§ WHAT TO PRODUCE: The answer must consist of every line below containing "ksize".

** Opening RECORDS block **

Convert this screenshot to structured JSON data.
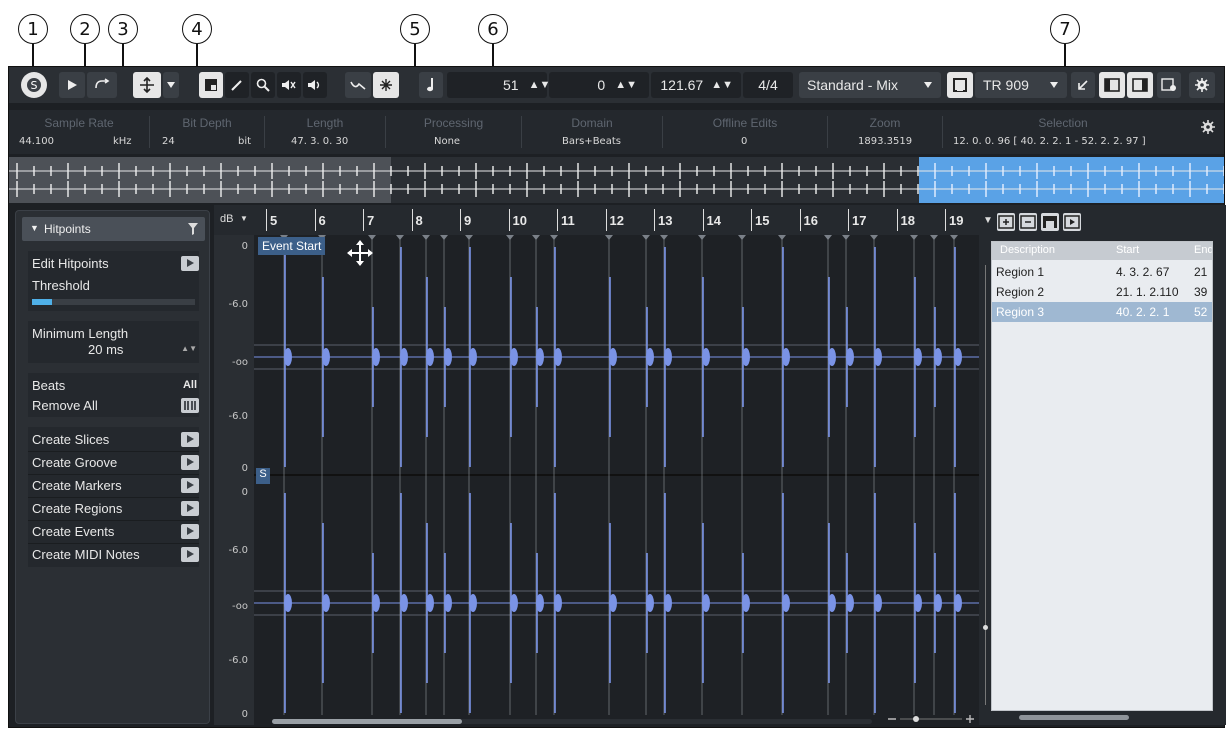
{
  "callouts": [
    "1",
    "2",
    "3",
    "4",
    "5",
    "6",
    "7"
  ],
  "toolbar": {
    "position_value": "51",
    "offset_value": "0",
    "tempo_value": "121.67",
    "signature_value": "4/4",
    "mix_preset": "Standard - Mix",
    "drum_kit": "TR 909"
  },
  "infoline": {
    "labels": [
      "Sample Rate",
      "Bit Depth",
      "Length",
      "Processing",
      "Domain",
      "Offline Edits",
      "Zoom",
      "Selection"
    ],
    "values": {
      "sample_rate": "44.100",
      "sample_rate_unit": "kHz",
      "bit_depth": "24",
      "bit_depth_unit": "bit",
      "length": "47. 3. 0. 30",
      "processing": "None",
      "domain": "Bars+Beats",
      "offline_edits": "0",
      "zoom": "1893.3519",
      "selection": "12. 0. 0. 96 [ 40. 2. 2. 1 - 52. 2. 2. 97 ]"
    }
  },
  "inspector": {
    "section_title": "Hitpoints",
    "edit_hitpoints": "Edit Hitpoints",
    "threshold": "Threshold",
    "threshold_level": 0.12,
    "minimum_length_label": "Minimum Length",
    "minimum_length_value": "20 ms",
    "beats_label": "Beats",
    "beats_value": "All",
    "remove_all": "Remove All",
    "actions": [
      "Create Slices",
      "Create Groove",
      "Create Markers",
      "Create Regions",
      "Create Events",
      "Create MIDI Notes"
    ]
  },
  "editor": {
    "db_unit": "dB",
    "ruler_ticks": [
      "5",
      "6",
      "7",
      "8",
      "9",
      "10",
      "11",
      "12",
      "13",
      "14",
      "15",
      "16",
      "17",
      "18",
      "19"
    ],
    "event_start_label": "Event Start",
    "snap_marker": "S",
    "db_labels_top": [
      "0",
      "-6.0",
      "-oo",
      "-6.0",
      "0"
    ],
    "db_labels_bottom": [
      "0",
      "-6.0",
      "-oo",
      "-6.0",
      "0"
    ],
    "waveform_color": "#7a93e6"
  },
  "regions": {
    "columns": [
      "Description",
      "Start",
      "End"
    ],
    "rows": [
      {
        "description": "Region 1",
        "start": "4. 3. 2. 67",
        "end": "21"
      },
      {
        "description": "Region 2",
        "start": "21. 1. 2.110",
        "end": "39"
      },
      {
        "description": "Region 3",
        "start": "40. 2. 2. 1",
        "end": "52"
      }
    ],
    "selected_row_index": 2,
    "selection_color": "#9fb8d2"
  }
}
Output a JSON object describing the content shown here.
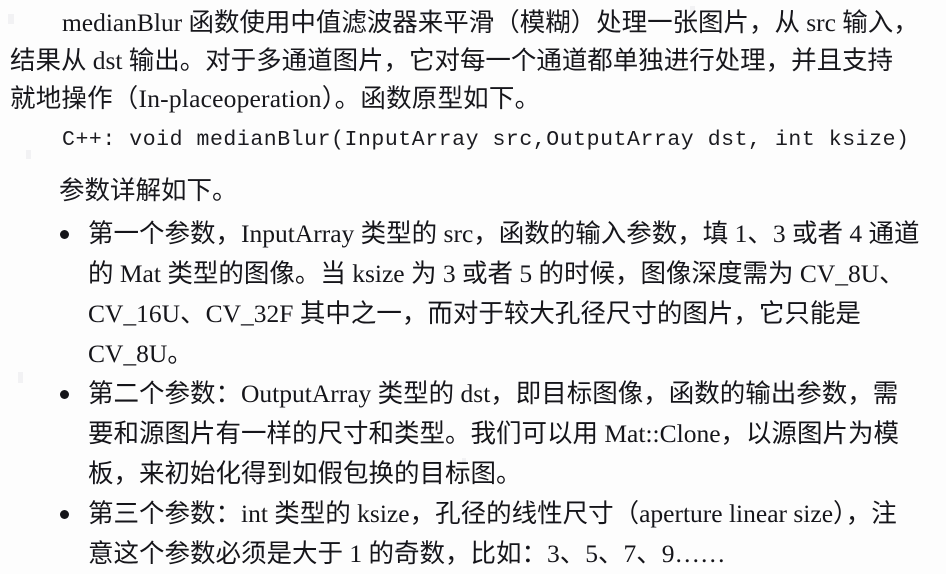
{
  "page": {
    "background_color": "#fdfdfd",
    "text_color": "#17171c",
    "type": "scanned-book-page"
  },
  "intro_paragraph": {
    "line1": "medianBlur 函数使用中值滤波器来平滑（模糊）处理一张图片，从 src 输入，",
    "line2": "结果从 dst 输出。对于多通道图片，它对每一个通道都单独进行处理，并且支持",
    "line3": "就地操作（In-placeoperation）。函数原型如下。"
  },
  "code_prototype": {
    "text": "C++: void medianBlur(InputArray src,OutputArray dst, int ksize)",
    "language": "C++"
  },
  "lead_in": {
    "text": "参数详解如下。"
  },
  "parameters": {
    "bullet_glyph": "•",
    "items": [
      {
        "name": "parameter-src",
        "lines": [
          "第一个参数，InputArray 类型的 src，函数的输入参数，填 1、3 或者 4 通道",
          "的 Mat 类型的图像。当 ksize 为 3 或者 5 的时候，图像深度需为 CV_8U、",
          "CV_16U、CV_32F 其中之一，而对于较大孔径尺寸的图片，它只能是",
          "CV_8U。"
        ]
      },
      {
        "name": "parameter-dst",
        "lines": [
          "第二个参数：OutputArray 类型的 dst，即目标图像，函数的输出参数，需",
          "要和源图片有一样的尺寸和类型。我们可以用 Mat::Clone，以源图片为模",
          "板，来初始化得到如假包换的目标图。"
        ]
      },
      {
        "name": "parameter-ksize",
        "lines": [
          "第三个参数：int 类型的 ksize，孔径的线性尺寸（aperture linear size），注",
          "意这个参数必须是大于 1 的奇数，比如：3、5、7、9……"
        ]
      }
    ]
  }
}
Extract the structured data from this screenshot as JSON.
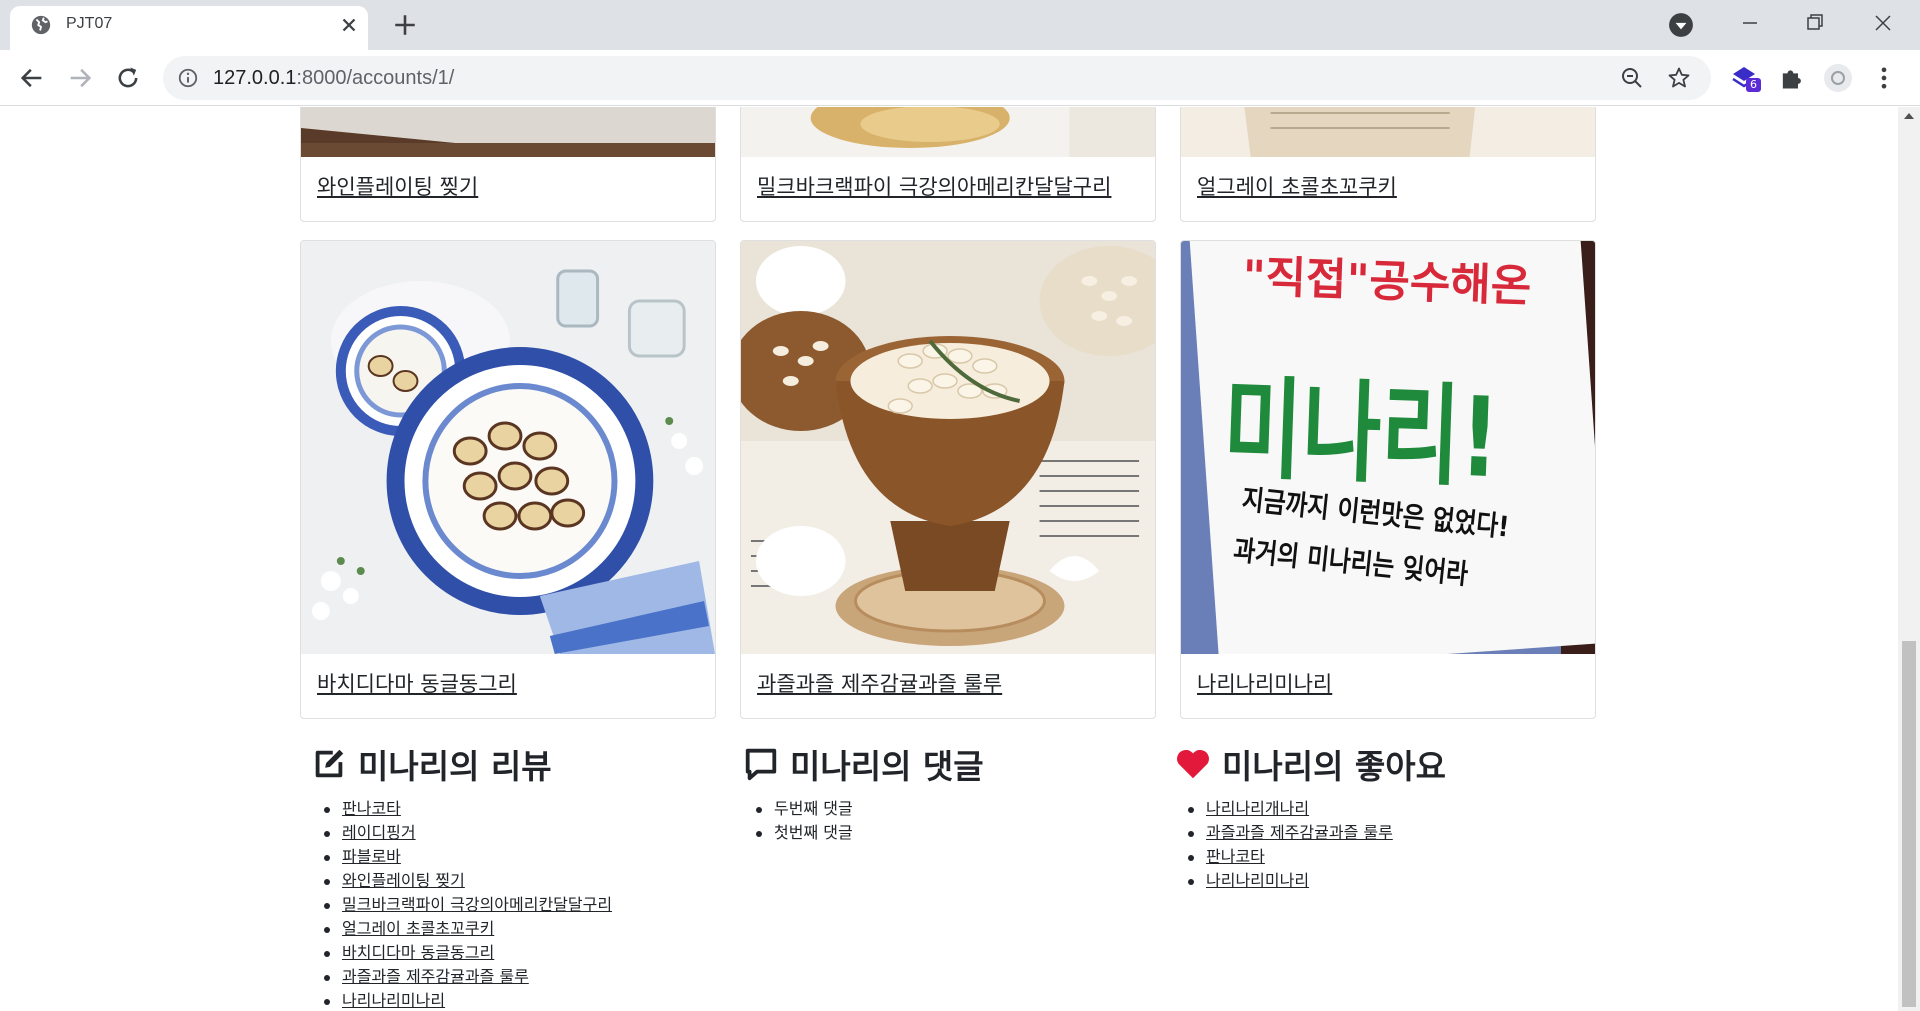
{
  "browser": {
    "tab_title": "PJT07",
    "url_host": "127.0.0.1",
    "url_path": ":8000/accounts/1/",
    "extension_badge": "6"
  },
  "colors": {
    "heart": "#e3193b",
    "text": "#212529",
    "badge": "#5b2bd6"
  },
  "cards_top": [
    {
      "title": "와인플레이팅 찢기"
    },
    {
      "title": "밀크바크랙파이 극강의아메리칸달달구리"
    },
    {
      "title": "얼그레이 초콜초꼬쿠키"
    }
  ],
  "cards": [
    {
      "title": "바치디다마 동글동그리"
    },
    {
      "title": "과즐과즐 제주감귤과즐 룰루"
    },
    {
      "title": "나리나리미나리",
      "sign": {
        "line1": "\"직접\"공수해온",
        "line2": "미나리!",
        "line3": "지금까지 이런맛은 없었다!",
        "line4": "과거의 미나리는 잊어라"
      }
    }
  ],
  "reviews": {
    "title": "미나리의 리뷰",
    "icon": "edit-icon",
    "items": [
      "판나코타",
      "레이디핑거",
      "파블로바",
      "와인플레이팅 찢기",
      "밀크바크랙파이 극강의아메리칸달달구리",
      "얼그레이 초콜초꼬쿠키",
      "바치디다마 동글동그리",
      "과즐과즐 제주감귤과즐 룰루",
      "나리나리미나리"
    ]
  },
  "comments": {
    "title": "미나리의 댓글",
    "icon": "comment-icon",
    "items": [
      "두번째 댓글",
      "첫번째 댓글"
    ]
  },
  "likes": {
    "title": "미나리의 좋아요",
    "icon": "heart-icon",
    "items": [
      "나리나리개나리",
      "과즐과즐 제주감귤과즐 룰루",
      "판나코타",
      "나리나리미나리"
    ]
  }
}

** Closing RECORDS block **

§ EXERCISE RESULT:
    "text": "C++: void medianBlur(InputArray src,OutputArray dst, int ksize)",
          "的 Mat 类型的图像。当 ksize 为 3 或者 5 的时候，图像深度需为 CV_8U、",
        "name": "parameter-ksize",
          "第三个参数：int 类型的 ksize，孔径的线性尺寸（aperture linear size），注",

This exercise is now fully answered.